- [Exercise objective]
From the entries below, gather each line containing the word "true".

((

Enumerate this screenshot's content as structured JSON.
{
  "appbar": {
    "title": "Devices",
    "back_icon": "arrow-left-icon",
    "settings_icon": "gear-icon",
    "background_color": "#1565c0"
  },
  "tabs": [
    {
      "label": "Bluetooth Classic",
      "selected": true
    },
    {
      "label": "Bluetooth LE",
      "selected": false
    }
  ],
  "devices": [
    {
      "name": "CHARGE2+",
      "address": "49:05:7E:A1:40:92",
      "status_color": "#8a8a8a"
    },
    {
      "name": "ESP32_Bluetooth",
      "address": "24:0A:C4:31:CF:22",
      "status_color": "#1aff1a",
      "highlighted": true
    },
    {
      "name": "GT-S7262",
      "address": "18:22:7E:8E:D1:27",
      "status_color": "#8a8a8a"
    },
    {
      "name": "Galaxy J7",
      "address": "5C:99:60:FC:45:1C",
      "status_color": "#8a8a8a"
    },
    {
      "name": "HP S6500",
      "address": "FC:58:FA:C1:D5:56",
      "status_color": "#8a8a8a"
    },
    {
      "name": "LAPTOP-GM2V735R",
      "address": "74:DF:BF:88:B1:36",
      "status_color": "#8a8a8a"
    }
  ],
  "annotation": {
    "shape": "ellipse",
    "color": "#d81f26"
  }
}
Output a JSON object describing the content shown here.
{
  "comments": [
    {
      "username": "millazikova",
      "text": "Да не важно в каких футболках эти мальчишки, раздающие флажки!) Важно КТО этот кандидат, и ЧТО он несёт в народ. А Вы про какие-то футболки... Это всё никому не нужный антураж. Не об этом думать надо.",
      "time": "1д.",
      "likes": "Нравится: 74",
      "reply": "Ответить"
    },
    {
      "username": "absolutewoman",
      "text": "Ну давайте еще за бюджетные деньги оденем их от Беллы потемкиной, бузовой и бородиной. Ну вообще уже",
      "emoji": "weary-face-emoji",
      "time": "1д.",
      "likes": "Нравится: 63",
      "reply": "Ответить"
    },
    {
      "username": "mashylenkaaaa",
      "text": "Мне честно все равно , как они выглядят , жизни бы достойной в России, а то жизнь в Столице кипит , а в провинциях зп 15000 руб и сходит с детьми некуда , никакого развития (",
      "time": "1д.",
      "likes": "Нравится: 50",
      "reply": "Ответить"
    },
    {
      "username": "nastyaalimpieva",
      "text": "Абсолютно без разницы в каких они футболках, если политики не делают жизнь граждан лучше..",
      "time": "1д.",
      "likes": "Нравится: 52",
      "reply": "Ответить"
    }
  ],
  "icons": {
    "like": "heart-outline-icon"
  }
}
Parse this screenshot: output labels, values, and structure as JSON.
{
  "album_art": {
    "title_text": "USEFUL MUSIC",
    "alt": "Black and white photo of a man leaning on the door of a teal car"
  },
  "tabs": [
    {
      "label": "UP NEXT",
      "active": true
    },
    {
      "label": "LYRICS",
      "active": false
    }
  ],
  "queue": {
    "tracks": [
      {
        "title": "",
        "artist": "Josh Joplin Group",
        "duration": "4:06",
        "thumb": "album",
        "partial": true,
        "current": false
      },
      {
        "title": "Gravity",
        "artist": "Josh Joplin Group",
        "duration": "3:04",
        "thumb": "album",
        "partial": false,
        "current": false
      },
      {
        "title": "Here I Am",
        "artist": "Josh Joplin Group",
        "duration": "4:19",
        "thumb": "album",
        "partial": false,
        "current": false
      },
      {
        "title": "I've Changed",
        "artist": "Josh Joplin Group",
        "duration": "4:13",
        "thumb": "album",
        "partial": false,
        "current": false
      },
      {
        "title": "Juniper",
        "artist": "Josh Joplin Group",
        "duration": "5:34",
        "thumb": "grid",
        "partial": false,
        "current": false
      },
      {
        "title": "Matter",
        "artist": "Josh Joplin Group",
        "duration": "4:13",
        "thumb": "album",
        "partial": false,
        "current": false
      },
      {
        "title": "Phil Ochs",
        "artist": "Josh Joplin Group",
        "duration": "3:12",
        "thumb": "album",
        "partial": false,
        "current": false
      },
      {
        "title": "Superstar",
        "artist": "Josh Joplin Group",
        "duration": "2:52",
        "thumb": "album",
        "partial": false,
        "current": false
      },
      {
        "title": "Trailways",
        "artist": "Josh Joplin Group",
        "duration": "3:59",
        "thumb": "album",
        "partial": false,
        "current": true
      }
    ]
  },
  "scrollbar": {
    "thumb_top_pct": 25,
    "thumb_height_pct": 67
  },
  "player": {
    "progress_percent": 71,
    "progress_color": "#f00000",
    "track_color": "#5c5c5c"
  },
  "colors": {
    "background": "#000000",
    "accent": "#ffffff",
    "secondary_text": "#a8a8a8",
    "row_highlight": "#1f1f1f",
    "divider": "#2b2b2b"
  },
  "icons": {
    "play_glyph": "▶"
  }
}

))

- [Problem solution]
      "selected": true
      "highlighted": true
      "active": true
        "partial": true,
        "current": true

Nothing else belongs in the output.